Two plays can make a big difference in the outcome of a game.

For most of Friday night’s contest against Sioux Falls Christian, Mitchell High School played stellar defense. The Kernels held the Chargers to 3.1 yards per carry on the ground, while also recording two sacks and an interception.

But on two second-half touchdowns, Mitchell had an opportunity to bring down Sioux Falls Christian wide receiver Noah Van Stedum, and on both occasions, he slithered free. One such play came on a game-deciding 12-yard catch and run with less than four minutes to play to beat the Kernels, 26-23.

The Chargers’ speed and quickness caused missed tackles in the open field at various points throughout the night, but none in more critical situations.

“What we can work on in practice is targeting the near hip and things we’ve been focusing on,” MHS head coach Kent VanOverschelde said. “Continuous work and getting better is going to be a focal point, because defensively, we need to tackle better.

“That seems pretty basic -- we need to block and tackle better,” VanOverschelde continued. “But especially as the game developed, we got a little tired, and mentally, we weren’t executing those things.”

Van Stedum also shed three open-field tackle attempts on a 57-yard touchdown catch in the third quarter, as part of one of Sioux Falls Christian quarterback John Overby’s four touchdown passes in the game.

Mitchell linebacker Joe VanOverschelde (44) tackles Sioux Falls Christian running back Jaxon Hogan by the ankle as Nick Robinson (32) and Wyatt Winter (60) close in during a game on Friday at Bob Young Field in Sioux Falls. (Nick Sabato / Republic)
Mitchell linebacker Joe VanOverschelde (44) tackles Sioux Falls Christian running back Jaxon Hogan by the ankle as Nick Robinson (32) and Wyatt Winter (60) close in during a game on Friday at Bob Young Field in Sioux Falls. (Nick Sabato / Republic)

Robinson makes an imprint

Nick Robinson has quietly been an integral contributor for Mitchell on offense and defense. Listed as a fullback on offense, Robinson has played nearly every offensive snap during the first two games, but has yet to record a reception or carry.

On Friday, Robinson was not silent, however, as he made an impact on defense and special teams.

The 5-foot-9, 175-pound outside linebacker made 10 tackles -- including 3.5 for a loss -- while also blocking an extra point. Robinson also tipped a punt in the second quarter, setting up a Kerr-to-Jacobsen touchdown pass to take the lead.

The senior made his biggest play early in the fourth quarter, though.
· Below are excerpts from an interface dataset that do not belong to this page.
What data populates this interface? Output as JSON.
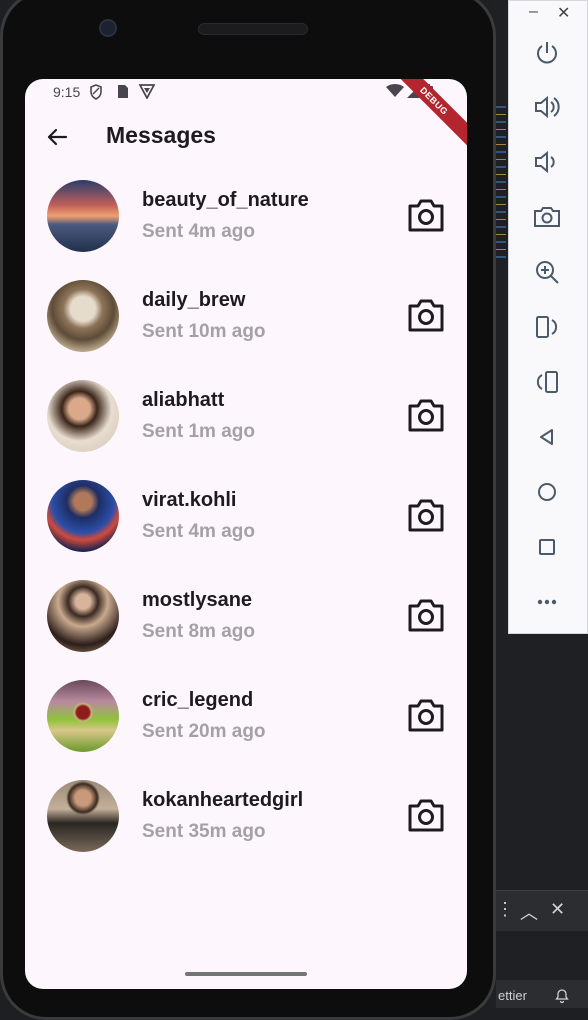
{
  "device": {
    "status_bar": {
      "time": "9:15",
      "debug_label": "DEBUG"
    },
    "app_bar": {
      "title": "Messages"
    }
  },
  "messages": [
    {
      "username": "beauty_of_nature",
      "sent": "Sent 4m ago",
      "avatar": "sunset-sea"
    },
    {
      "username": "daily_brew",
      "sent": "Sent 10m ago",
      "avatar": "coffee-table"
    },
    {
      "username": "aliabhatt",
      "sent": "Sent 1m ago",
      "avatar": "woman-portrait"
    },
    {
      "username": "virat.kohli",
      "sent": "Sent 4m ago",
      "avatar": "cricketer-blue"
    },
    {
      "username": "mostlysane",
      "sent": "Sent 8m ago",
      "avatar": "woman-dark-dress"
    },
    {
      "username": "cric_legend",
      "sent": "Sent 20m ago",
      "avatar": "cricket-ball-pitch"
    },
    {
      "username": "kokanheartedgirl",
      "sent": "Sent 35m ago",
      "avatar": "woman-outdoor"
    }
  ],
  "emulator_panel": {
    "controls": [
      "power-icon",
      "volume-up-icon",
      "volume-down-icon",
      "screenshot-icon",
      "zoom-icon",
      "rotate-left-icon",
      "rotate-right-icon",
      "back-icon",
      "home-icon",
      "overview-icon",
      "more-icon"
    ]
  },
  "ide": {
    "status_text": "ettier"
  },
  "colors": {
    "screen_bg": "#fdf7fd",
    "title": "#1d1b20",
    "subtitle": "#a3a1a6"
  }
}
As Overby attempted to flee from the pursuit of Maxwell Bennett, he made an ill-advised throw that went directly to Robinson at the Sioux Falls Christian 12 yard line.

It was the second time Robinson made a play to set up a go-ahead score, as Kerr carried Charger defenders into the end zone on the ensuing play.

“As a senior, that’s his role and he identifies that and embraces it,” VanOverschelde said. “We need a continuation of that type of leadership. Nick Robinson did a tremendous job of making plays and keeping us in the ballgame.”

Looking at all possibilities

Leading into the game, VanOverschelde was adamant about striking a balance in Mitchell’s rushing attack after Parker Phillips carried the ball 30 times in its first game.

The Kernels managed to do so, with Phillips and quarterback Austin Kerr totaling 18 rushing attempts apiece, but Carter Jacobsen was largely absent in the offense after racking up 130 all-purpose yards on 14 touches against Douglas.

The Chargers held Mitchell to 116 yards on 3.1 yards per carry, but Jacobsen took his lone carry -- on the final drive of the game -- for 16 yards on a jet sweep. He also had two catches for 19 yards, including a touchdown, and returned one kickoff for 40 yards.

Jacobsen also played the entire game at linebacker -- making eight tackles -- but the offense felt a void without his playmaking ability.

“There’s multiple moving parts within our offense and we have to continue to target multiple parts of it and not get that single focus,” VanOverschelde said. “It’s typical. You usually want to go where you’re most comfortable, but we have to understand there is moving parts and we have to look at those possibilities.”